## Items listed in a dataset:
━━━━━━━━
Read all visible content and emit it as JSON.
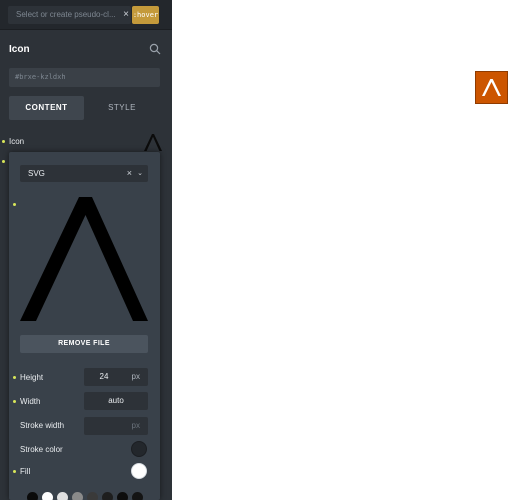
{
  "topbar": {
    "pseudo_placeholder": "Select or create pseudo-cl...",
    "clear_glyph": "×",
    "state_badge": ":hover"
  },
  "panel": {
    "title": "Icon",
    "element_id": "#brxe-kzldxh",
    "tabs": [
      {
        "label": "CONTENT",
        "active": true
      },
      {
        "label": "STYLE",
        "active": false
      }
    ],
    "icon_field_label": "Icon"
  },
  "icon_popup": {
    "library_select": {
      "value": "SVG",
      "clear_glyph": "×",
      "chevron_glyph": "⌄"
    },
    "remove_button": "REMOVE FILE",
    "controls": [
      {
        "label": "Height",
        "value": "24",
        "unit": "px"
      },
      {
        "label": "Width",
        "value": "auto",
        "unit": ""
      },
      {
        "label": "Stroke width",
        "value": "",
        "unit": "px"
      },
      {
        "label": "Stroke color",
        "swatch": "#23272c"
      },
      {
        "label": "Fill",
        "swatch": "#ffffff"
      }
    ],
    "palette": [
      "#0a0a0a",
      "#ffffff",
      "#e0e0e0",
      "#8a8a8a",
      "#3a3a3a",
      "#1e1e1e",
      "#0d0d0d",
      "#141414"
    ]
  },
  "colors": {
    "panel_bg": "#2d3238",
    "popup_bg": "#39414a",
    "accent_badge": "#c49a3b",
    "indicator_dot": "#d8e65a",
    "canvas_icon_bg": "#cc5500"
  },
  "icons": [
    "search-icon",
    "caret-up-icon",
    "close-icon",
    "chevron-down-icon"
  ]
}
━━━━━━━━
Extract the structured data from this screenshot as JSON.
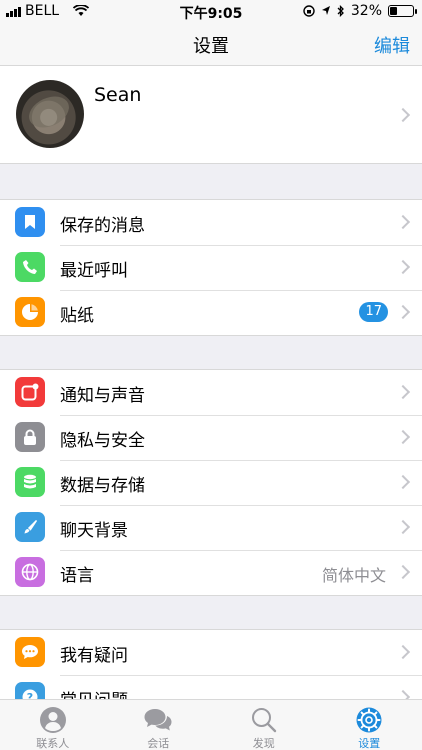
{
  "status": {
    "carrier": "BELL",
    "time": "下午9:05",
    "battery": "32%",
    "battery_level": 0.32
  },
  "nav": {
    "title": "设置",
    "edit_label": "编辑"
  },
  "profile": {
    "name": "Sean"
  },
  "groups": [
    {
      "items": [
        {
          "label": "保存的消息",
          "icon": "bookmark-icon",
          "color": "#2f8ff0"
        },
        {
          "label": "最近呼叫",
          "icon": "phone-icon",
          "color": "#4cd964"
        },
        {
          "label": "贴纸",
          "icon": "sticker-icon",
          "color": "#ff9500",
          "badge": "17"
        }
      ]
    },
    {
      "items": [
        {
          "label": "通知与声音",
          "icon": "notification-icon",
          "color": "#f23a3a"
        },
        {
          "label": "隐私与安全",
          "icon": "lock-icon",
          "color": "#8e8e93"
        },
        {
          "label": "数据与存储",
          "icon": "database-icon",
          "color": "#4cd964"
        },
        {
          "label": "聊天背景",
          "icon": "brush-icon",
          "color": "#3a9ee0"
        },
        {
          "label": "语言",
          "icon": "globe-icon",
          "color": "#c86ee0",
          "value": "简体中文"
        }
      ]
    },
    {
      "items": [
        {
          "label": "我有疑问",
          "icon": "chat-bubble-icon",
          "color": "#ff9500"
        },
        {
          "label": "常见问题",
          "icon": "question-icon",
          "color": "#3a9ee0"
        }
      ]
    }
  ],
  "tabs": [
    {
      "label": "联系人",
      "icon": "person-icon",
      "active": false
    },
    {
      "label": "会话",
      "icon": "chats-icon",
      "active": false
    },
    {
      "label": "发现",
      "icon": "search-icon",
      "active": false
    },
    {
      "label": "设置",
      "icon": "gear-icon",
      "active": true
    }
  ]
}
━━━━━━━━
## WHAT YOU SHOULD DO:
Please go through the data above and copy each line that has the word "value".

## EXERCISE SOLUTION:
      "value": "SVG",
        "value": "24",
        "value": "auto",
        "value": "",
          "value": "简体中文"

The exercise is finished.